But it is not only that, on balance, the United States seems to have done more good than harm. It is that Hyppolite’s idea impressed me from a philosophical perspective and struck me as a valid proposition in the realm of mind and truth. How amazed I was when I saw that this same idea was embraced by André Malraux (one of my masters of life even more than of thought) when he declared, in a letter to the president of the United States, Richard Nixon, written a few weeks after Malraux’s scheduled departure for Bangladesh in 1971: “The United States is the first country to have become the most powerful in the world without having sought it. Alexander wanted to be Alexander, Caesar wanted to be Caesar, but you never wanted to be masters of the world.”
André Malraux was disapproving.
Specifically, he disapproved that Richard Nixon’s America, which was allied with Pakistan, would not use force to stop the massacre of the Bengalis.
He found it unacceptable “that the country of the Declaration of Independence should crush the wretched as they fight for their own independence.”
Hyppolite, by contrast, was not judging but rather simply observing.
Specifically, he observed that America was what it was: modest, reluctant to impose itself, and, by virtue of a law that proceeded from the singular way it had come into the adventure of being and spirit, condemned to wield semi-predicative power.
But here, in the conjunction of Malraux and Hyppolite, was one of those alignments of the stars that decide the fate of a young man.
In the end, the proposition, validated by a master of truth and by a professor of courage, gained the force of law.
The United States is a power, but one that never entirely sought empire’s glory.
It is an empire, if you will, but a recalcitrant one, whose nobility has always been to balk at imperialism.
All right, it has sometimes looked like an imperialistic empire—but a clumsy, awkward one, sometimes too heavy-handed, at other times too quick on the draw.
Imperialistic, yes, but often of necessity, as when no one else was left to confront the Nazis and their allies—and even then immature, adolescent: Didn’t the Americans confess as much when, succumbing to an unbelievable Freudian slip, they named the Hiroshima bomb “Little Boy”?
It is an empire, in other words, that is an exception to the unabashed imperiousness, punctuated by wars of conquest, that was the common principle of the succession of empires according to Polybius (Persia, Sparta, Macedonia, Rome) and the prophet Daniel (who added Babylonia).
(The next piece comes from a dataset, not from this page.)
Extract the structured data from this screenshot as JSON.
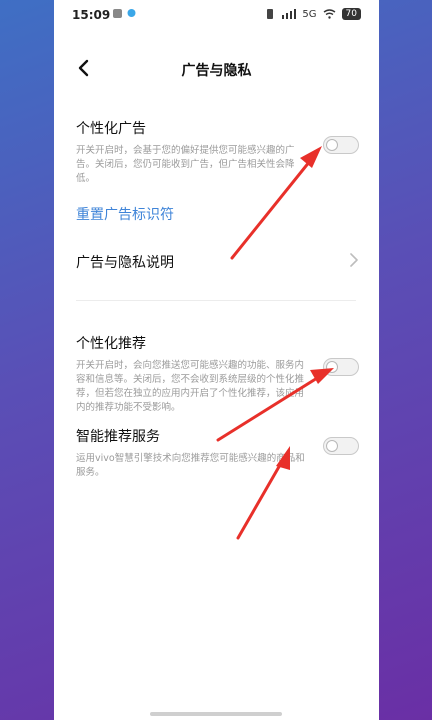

So it cannot be ruled out that, with its present retreat, America is returning to a state that, on balance, it finds more natural than the position of world fireman that it has occupied for a little less than a century.
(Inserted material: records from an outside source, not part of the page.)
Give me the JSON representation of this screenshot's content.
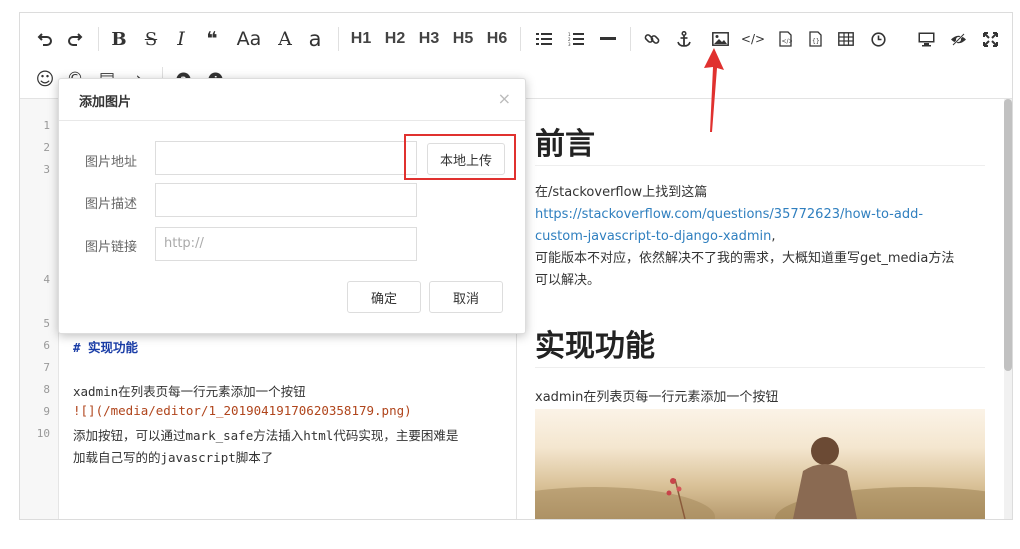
{
  "toolbar": {
    "row1": [
      {
        "name": "undo-icon",
        "glyph": "↶"
      },
      {
        "name": "redo-icon",
        "glyph": "↷"
      },
      {
        "name": "bold-icon",
        "glyph": "B"
      },
      {
        "name": "strikethrough-icon",
        "glyph": "S"
      },
      {
        "name": "italic-icon",
        "glyph": "I"
      },
      {
        "name": "quote-icon",
        "glyph": "❝"
      },
      {
        "name": "uppercase-icon",
        "glyph": "Aa"
      },
      {
        "name": "uppercase-all-icon",
        "glyph": "A"
      },
      {
        "name": "lowercase-icon",
        "glyph": "a"
      },
      {
        "name": "heading-1",
        "glyph": "H1"
      },
      {
        "name": "heading-2",
        "glyph": "H2"
      },
      {
        "name": "heading-3",
        "glyph": "H3"
      },
      {
        "name": "heading-5",
        "glyph": "H5"
      },
      {
        "name": "heading-6",
        "glyph": "H6"
      },
      {
        "name": "unordered-list-icon",
        "glyph": "☰"
      },
      {
        "name": "ordered-list-icon",
        "glyph": "☷"
      },
      {
        "name": "horizontal-rule-icon",
        "glyph": "—"
      },
      {
        "name": "link-icon",
        "glyph": "🔗"
      },
      {
        "name": "anchor-icon",
        "glyph": "⚓"
      },
      {
        "name": "image-icon",
        "glyph": "▣"
      },
      {
        "name": "code-icon",
        "glyph": "</>"
      },
      {
        "name": "code-block-icon",
        "glyph": "▤"
      },
      {
        "name": "preformatted-icon",
        "glyph": "▥"
      },
      {
        "name": "table-icon",
        "glyph": "▦"
      },
      {
        "name": "datetime-icon",
        "glyph": "◷"
      },
      {
        "name": "watch-preview-icon",
        "glyph": "▭"
      },
      {
        "name": "toggle-preview-icon",
        "glyph": "◉"
      },
      {
        "name": "fullscreen-icon",
        "glyph": "✕"
      }
    ],
    "row2": [
      {
        "name": "emoji-icon",
        "glyph": "☺"
      },
      {
        "name": "html-entities-icon",
        "glyph": "©"
      },
      {
        "name": "goto-line-icon",
        "glyph": "▤"
      },
      {
        "name": "more-icon",
        "glyph": "›"
      },
      {
        "name": "help-icon",
        "glyph": "?"
      },
      {
        "name": "info-icon",
        "glyph": "i"
      }
    ]
  },
  "editor": {
    "line_numbers": [
      "1",
      "2",
      "3",
      "4",
      "5",
      "6",
      "7",
      "8",
      "9",
      "10"
    ],
    "lines": {
      "l6": "# 实现功能",
      "l8": "xadmin在列表页每一行元素添加一个按钮",
      "l9": "![](/media/editor/1_20190419170620358179.png)",
      "l10a": "添加按钮，可以通过mark_safe方法插入html代码实现，主要困难是",
      "l10b": "加载自己写的的javascript脚本了"
    }
  },
  "preview": {
    "h1_intro": "前言",
    "p1": "在/stackoverflow上找到这篇",
    "link_a": "https://stackoverflow.com/questions/35772623/how-to-add-",
    "link_b": "custom-javascript-to-django-xadmin",
    "link_comma": ",",
    "p2": "可能版本不对应，依然解决不了我的需求，大概知道重写get_media方法",
    "p3": "可以解决。",
    "h1_feature": "实现功能",
    "p4": "xadmin在列表页每一行元素添加一个按钮"
  },
  "dialog": {
    "title": "添加图片",
    "close": "×",
    "url_label": "图片地址",
    "url_value": "",
    "upload_button": "本地上传",
    "alt_label": "图片描述",
    "alt_value": "",
    "link_label": "图片链接",
    "link_placeholder": "http://",
    "confirm_button": "确定",
    "cancel_button": "取消"
  },
  "colors": {
    "annotation_red": "#e0312f",
    "link_blue": "#2f7fbf",
    "heading_code": "#1a3da7",
    "image_link_code": "#b0451c"
  }
}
Some may find this reassuring.
Others—friends of America and of the values for which it stands—find it heartbreaking and are appalled to see the country take stances like the one it took during the Bangladesh war or, more recently, during the battle of Kirkuk and the war in Kurdistan.
But, once again, we are dealing with a law that is both metaphysical and political.
And its secret lies in Hegel more than in the caprices, the character, and the tragic errors of Donald Trump.
Copyright © 2019 by Bernard-Henri Lévy
Translation Copyright © 2019 by Steven B. Kennedy